The next day, as the man and his wife, were riding their horses into the village, the horse the man was riding turned to the other and said, “Ha ha, you have to carry that old nag upon your back. If I were you, I’d kick up my legs and toss her.”
When the man heard this, he laughed, and his wife asked, “What’s so funny?”
“Oh nothing,” the man said sheepishly. “I just felt like laughing.”
“Tell me why you’re laughing,” she demanded. “Tell me now.”
“Nothing,” the man insisted, and the horse said to his companion, “There goes the old nag,” which set the man laughing again, still harder this time.
When his wife heard him laughing again, she began to pester him, insisting he tells her just what was so funny. “Tell me or else,” she threatened, and the poor man, exhausted by her constant badgering, gave in.
“All right,” he said, “we’ll go home and I’ll tell you tonight.”
When they arrived home, the man ordered his workers to bring him a coffin. When it arrived, he climbed inside, and said, sadly, “Wife, I am prepared to tell you my secret, but after I tell you, I’ll die.”
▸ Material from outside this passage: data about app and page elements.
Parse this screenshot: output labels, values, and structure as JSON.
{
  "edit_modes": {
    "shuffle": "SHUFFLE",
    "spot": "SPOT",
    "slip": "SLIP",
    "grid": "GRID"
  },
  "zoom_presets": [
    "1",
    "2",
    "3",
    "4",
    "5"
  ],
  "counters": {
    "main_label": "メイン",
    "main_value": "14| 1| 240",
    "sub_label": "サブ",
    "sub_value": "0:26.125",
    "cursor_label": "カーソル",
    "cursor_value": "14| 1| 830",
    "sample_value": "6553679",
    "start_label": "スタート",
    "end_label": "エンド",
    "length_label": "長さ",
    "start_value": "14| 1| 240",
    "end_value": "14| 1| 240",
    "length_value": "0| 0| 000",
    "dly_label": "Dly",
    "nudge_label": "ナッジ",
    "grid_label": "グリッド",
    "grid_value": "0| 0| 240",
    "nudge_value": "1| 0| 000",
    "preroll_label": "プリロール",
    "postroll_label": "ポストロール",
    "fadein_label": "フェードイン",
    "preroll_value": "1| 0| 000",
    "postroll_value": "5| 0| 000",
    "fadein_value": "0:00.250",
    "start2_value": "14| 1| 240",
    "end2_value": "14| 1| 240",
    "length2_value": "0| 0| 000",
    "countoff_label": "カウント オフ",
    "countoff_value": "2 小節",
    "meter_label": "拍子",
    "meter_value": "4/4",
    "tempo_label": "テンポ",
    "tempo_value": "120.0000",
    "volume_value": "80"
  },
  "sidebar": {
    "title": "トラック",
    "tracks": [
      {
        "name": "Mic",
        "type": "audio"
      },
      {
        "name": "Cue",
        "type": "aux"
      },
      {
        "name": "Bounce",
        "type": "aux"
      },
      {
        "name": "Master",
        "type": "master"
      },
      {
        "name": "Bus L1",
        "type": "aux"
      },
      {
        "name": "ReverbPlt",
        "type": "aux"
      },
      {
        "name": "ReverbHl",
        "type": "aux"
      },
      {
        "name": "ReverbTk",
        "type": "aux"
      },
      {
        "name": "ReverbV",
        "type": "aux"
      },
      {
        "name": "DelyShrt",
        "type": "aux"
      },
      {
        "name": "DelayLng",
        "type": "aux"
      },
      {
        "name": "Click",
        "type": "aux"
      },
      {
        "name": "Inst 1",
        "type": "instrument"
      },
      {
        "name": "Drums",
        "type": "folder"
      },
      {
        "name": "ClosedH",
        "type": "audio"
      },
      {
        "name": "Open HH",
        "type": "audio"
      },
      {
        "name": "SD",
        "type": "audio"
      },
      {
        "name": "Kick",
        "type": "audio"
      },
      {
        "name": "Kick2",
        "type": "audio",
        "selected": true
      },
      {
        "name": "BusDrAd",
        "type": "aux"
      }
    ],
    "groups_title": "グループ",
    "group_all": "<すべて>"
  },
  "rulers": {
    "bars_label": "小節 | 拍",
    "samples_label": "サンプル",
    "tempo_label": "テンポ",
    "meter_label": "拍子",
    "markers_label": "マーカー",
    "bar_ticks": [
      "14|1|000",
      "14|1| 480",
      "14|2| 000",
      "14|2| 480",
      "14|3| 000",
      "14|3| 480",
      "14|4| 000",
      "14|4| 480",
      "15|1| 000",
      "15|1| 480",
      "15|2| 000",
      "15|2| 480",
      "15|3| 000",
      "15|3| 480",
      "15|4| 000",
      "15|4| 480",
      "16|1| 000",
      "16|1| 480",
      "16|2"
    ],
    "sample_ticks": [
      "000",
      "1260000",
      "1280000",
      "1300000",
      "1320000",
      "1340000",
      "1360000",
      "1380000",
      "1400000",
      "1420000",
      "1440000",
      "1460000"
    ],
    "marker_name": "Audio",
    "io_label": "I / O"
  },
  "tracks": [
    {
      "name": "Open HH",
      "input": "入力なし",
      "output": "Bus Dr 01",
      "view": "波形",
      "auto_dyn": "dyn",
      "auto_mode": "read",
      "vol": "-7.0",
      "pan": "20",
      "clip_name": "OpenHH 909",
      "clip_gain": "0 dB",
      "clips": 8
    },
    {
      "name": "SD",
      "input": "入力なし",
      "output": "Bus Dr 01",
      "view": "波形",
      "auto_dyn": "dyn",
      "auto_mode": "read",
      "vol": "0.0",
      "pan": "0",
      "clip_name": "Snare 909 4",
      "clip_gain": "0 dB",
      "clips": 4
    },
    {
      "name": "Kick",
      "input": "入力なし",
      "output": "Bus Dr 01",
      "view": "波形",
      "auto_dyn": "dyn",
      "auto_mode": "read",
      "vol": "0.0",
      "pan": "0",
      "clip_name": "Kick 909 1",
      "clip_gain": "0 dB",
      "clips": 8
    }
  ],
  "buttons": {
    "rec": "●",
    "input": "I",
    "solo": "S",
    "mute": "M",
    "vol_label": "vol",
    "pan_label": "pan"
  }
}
“Fine then,” said his wife. “Tell me and be quick about it.”
But just then the faithful collie began to howl. “Feed the dog before I tell you,” the man said to his wife.
The wife angrily filled the collie’s bowl, but the dog only continued to howl. “Master, master,” he cried woefully, “can’t you see you are too kind for your own good? You’re letting your nasty wife force you to tell a secret even though you know you will die when you do. Then I shall be forced to live alone with her, and I’ll be listening to her nagging day and night. It is only foolishness that causes you to be so kind to someone so undeserving.”
When the man heard this, he realized he was being a fool. How silly to think of telling his secret when he could remain alive and continue to do well. And so he said firmly, “Wife, I’ll never tell you why I was laughing, and I’ll never tell you or anyone else my secret and you’ll have to live with that.”
He never did tell anyone at all, and although he continued to be kind, he was never again so foolish.